Using a pressure cooker (6 qt) to can?
The USDA identifies a pressure canner as having a removable wire canning rack to lift and separate jars, AND a minimum capacity of at least four (4) quart-size jars... so that eliminates pressure cookers.
A pressure cooker, with its smaller volume capacity, is not recommended for use as a canner because it has a shorter heat-up and cool-down period. This shorter processing time raises the question of food safety.
Canning isn't the slap-dash affair it once was. Today's guidelines are very precise and science based. So don't cut corners when it comes to food safety, its not worth the risk of playing Russian Roulette with your family's health.
This should help; Download the U.S. Department of Agriculture's Complete Guide to Home Canning, its free, and an excellent source of tested recipes. Also, the National Center for Home Food Preservation, a reliable source for current research-based canning directions.
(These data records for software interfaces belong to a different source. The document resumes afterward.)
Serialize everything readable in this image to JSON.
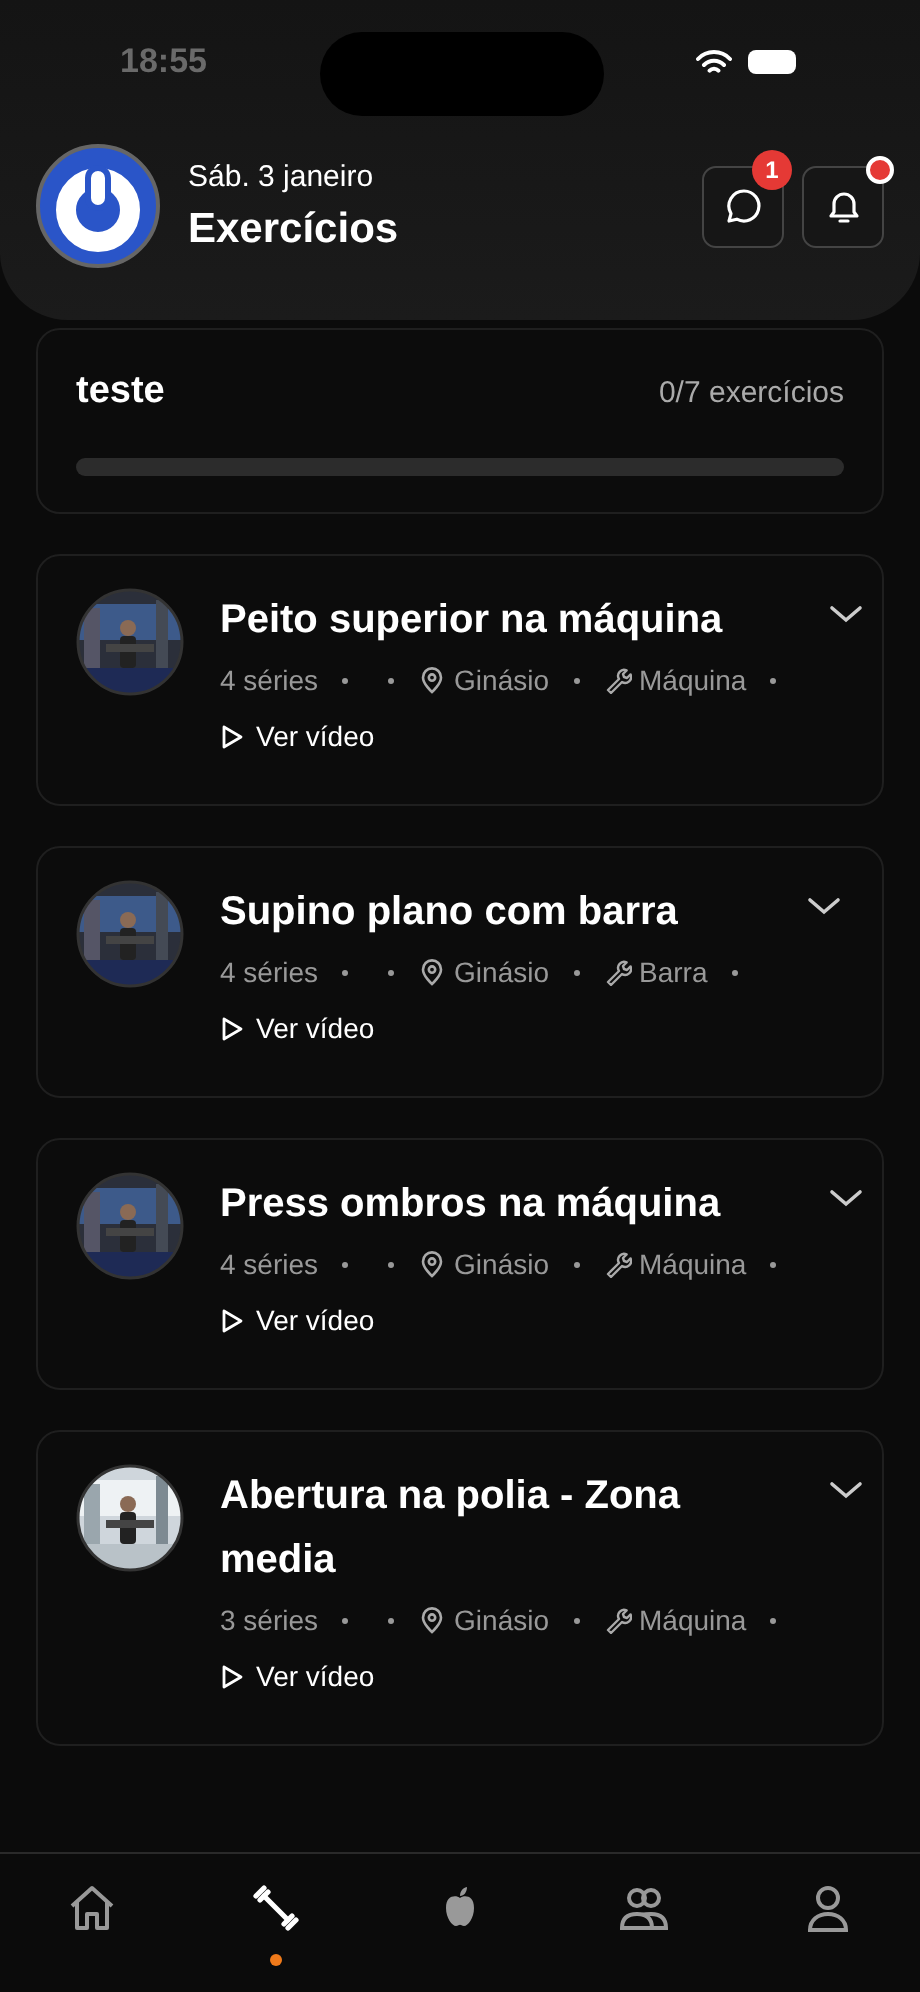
{
  "status_bar": {
    "time": "18:55"
  },
  "header": {
    "date": "Sáb. 3 janeiro",
    "title": "Exercícios",
    "messages_badge": "1",
    "notifications_unread": true
  },
  "workout": {
    "name": "teste",
    "progress_text": "0/7 exercícios",
    "level": 0
  },
  "exercises": [
    {
      "name": "Peito superior na máquina",
      "sets": "4 séries",
      "location": "Ginásio",
      "equipment": "Máquina",
      "video_label": "Ver vídeo",
      "expanded": false
    },
    {
      "name": "Supino plano com barra",
      "sets": "4 séries",
      "location": "Ginásio",
      "equipment": "Barra",
      "video_label": "Ver vídeo",
      "expanded": false
    },
    {
      "name": "Press ombros na máquina",
      "sets": "4 séries",
      "location": "Ginásio",
      "equipment": "Máquina",
      "video_label": "Ver vídeo",
      "expanded": false
    },
    {
      "name": "Abertura na polia - Zona media",
      "sets": "3 séries",
      "location": "Ginásio",
      "equipment": "Máquina",
      "video_label": "Ver vídeo",
      "expanded": false
    }
  ],
  "nav": [
    {
      "kind": "home",
      "selected": false
    },
    {
      "kind": "workout",
      "selected": true
    },
    {
      "kind": "nutrition",
      "selected": false
    },
    {
      "kind": "community",
      "selected": false
    },
    {
      "kind": "profile",
      "selected": false
    }
  ]
}
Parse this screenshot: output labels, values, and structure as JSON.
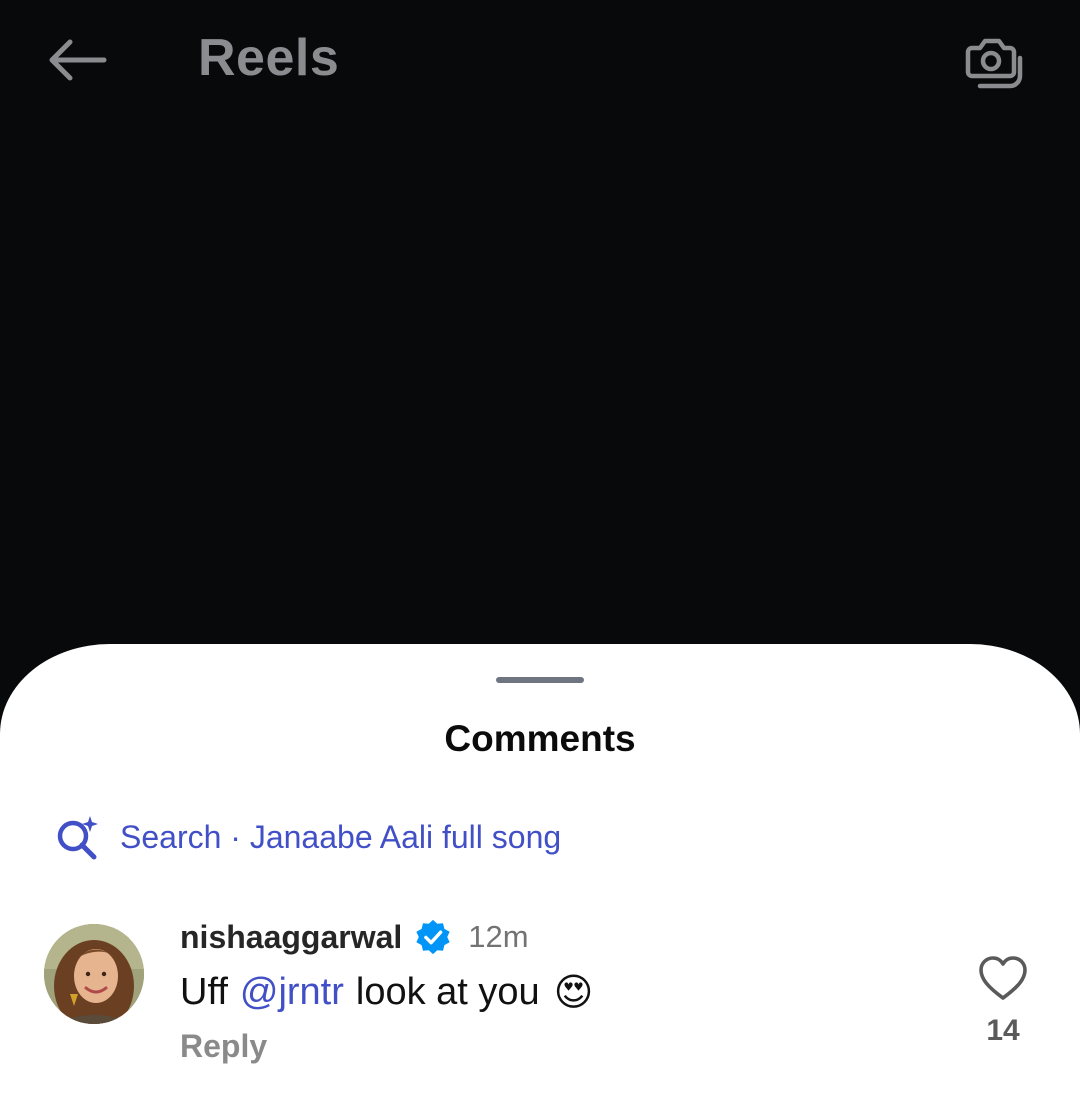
{
  "header": {
    "title": "Reels",
    "back_icon": "arrow-left-icon",
    "camera_icon": "camera-icon"
  },
  "sheet": {
    "title": "Comments",
    "search": {
      "icon": "ai-search-icon",
      "text": "Search · Janaabe Aali full song"
    }
  },
  "comments": [
    {
      "username": "nishaaggarwal",
      "verified": true,
      "time": "12m",
      "text_before": "Uff",
      "mention": "@jrntr",
      "text_after": "look at you",
      "emoji": "😍",
      "reply_label": "Reply",
      "likes": "14"
    }
  ],
  "colors": {
    "background": "#08090b",
    "sheet": "#ffffff",
    "accent": "#4150c6",
    "verified": "#0095f6"
  }
}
Don't know what your definition of small batches is, but you can get a smaller-sized pressure canner. You don't have to do 16 pints at a time, but consider that most low acid foods need 75 to 90 minutes processing time. I personally wouldn't want to keep my stove going that long for just four jars of something. I agree with Miss Vicki; get a real canner unless your Presto specifically gives instructions on how to use it safely as a pressure canner. I believe Kuhn-Rikon has pressure cookers in a variety of sizes that work as pressure canners as well, but they are not cheap.